Data extracted from a collection:
+===+

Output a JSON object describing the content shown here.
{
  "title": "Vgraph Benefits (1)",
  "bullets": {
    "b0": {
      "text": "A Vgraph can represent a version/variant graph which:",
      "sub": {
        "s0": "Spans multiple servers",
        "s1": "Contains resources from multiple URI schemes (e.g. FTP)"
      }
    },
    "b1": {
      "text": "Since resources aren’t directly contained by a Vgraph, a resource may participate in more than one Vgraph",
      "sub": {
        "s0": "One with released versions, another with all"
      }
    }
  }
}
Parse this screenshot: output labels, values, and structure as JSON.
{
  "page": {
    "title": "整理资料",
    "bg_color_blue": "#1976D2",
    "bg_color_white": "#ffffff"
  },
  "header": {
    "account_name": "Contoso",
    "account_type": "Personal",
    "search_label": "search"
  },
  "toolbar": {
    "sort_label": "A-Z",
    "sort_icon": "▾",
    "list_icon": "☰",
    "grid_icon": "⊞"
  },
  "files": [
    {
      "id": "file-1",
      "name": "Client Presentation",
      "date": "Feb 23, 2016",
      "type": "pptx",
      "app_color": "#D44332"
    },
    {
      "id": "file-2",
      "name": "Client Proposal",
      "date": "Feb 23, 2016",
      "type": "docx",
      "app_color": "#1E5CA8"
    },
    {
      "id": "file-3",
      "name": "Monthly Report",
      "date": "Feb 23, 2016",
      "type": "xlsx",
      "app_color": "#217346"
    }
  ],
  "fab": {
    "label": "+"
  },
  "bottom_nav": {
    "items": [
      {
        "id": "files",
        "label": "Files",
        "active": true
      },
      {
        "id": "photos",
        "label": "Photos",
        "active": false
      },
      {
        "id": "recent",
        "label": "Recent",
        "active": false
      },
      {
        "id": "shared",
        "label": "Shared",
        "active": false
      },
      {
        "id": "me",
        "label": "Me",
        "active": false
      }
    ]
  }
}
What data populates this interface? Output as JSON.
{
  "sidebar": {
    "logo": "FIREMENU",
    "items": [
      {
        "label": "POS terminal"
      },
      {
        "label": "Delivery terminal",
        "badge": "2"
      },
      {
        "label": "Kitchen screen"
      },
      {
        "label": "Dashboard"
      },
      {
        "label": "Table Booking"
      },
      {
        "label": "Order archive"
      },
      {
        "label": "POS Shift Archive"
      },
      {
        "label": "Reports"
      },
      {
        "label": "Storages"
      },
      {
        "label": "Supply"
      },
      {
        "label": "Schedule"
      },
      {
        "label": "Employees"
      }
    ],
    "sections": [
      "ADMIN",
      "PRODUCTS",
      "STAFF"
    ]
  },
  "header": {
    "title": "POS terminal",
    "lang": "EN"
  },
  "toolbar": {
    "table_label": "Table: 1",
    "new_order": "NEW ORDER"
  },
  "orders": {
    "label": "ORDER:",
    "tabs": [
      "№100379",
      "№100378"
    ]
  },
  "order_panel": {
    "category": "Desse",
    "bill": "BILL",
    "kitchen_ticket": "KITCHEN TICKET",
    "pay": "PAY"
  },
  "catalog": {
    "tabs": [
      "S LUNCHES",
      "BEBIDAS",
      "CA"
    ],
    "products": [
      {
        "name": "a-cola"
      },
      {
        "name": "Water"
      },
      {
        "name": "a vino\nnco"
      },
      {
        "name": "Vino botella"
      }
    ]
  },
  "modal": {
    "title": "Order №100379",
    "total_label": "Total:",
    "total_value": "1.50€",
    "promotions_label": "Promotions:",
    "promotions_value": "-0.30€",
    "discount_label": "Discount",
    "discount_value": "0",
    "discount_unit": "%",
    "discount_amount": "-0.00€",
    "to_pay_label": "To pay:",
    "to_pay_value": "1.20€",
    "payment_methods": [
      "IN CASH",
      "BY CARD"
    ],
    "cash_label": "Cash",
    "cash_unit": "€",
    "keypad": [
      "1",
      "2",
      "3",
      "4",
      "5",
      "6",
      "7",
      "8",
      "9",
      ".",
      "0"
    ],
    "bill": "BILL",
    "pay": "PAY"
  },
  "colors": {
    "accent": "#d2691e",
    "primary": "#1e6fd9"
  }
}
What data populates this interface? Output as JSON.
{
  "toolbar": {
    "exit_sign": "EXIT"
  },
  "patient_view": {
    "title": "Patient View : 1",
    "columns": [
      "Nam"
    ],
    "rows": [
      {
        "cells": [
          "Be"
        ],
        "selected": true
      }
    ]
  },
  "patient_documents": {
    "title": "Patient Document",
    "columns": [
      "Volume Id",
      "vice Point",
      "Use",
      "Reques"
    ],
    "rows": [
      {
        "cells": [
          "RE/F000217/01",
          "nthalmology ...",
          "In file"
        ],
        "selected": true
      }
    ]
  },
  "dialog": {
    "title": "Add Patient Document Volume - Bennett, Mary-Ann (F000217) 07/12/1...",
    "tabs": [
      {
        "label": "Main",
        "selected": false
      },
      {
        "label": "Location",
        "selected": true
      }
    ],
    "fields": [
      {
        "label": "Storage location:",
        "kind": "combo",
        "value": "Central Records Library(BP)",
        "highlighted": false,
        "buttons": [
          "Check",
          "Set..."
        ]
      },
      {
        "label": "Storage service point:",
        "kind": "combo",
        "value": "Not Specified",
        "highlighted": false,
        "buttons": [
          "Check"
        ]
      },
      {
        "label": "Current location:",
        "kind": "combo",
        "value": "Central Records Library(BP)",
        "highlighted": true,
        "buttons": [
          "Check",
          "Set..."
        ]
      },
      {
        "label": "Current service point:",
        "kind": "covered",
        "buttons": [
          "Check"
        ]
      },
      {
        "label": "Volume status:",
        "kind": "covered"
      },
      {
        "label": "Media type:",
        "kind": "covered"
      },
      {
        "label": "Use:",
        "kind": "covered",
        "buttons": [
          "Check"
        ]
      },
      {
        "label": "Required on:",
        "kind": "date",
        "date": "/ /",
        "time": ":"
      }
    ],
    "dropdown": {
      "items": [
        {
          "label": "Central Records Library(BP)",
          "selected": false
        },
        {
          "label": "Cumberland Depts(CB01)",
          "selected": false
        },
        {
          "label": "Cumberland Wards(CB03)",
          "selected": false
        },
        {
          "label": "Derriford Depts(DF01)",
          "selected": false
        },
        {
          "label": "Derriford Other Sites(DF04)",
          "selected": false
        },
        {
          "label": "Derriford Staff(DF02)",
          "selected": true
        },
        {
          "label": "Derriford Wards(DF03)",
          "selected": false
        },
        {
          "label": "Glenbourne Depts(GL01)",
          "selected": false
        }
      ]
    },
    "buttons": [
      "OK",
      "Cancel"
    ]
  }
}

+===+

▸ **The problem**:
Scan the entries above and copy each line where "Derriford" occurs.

▸ **Answer for the task**:
          "label": "Derriford Depts(DF01)",
          "label": "Derriford Other Sites(DF04)",
          "label": "Derriford Staff(DF02)",
          "label": "Derriford Wards(DF03)",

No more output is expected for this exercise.